**Work request**
Where a line in the entries below contains the word "Catchments", count it. Return the total alone.

Component data from apps and pages
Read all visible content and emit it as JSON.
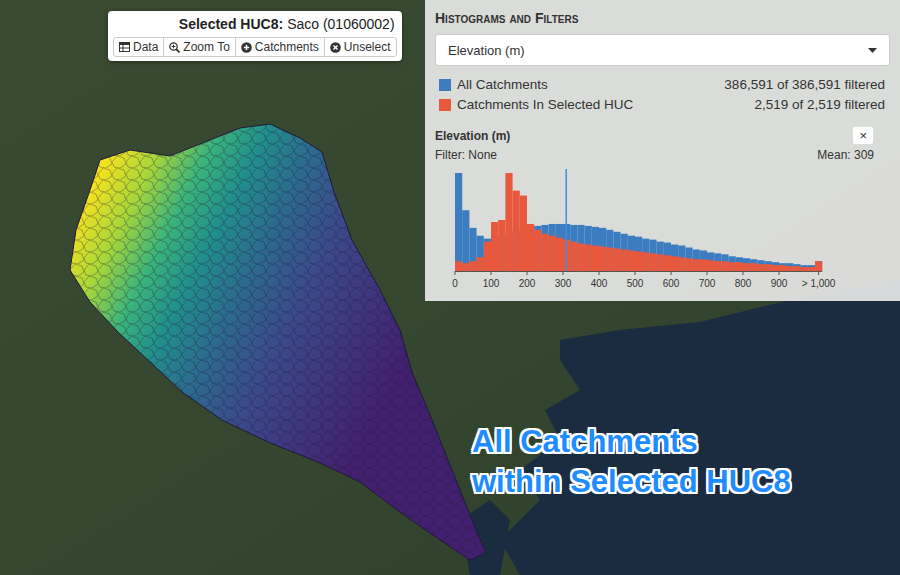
{
  "selection_popup": {
    "label": "Selected HUC8:",
    "value": "Saco (01060002)",
    "buttons": [
      {
        "label": "Data"
      },
      {
        "label": "Zoom To"
      },
      {
        "label": "Catchments"
      },
      {
        "label": "Unselect"
      }
    ]
  },
  "panel": {
    "title": "Histograms and Filters",
    "variable_select": {
      "value": "Elevation (m)"
    },
    "legend": [
      {
        "label": "All Catchments",
        "count": "386,591 of 386,591 filtered",
        "color": "#3b7dc0"
      },
      {
        "label": "Catchments In Selected HUC",
        "count": "2,519 of 2,519 filtered",
        "color": "#e8583c"
      }
    ],
    "chart": {
      "title": "Elevation (m)",
      "close": "×",
      "filter": "Filter: None",
      "mean_label": "Mean: 309",
      "mean": 309,
      "bin_width": 20,
      "ticks": [
        "0",
        "100",
        "200",
        "300",
        "400",
        "500",
        "600",
        "700",
        "800",
        "900",
        "> 1,000"
      ],
      "series": [
        {
          "name": "All Catchments",
          "values": [
            100,
            62,
            44,
            36,
            33,
            34,
            36,
            38,
            41,
            43,
            45,
            46,
            47,
            48,
            48,
            48,
            47,
            47,
            46,
            45,
            44,
            42,
            40,
            38,
            36,
            35,
            33,
            32,
            30,
            29,
            27,
            26,
            24,
            22,
            21,
            19,
            18,
            17,
            15,
            14,
            13,
            12,
            11,
            10,
            9,
            8,
            8,
            7,
            6,
            6,
            10
          ]
        },
        {
          "name": "Catchments In Selected HUC",
          "values": [
            10,
            8,
            10,
            14,
            30,
            50,
            52,
            100,
            82,
            77,
            48,
            42,
            38,
            36,
            34,
            32,
            30,
            28,
            27,
            26,
            25,
            24,
            23,
            22,
            21,
            20,
            19,
            18,
            17,
            16,
            15,
            14,
            13,
            12,
            12,
            11,
            10,
            10,
            9,
            9,
            8,
            8,
            7,
            7,
            6,
            6,
            5,
            5,
            4,
            4,
            10
          ]
        }
      ]
    }
  },
  "annotation": {
    "lines": [
      "All Catchments",
      "within Selected HUC8"
    ]
  }
}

**Response for this exercise**
6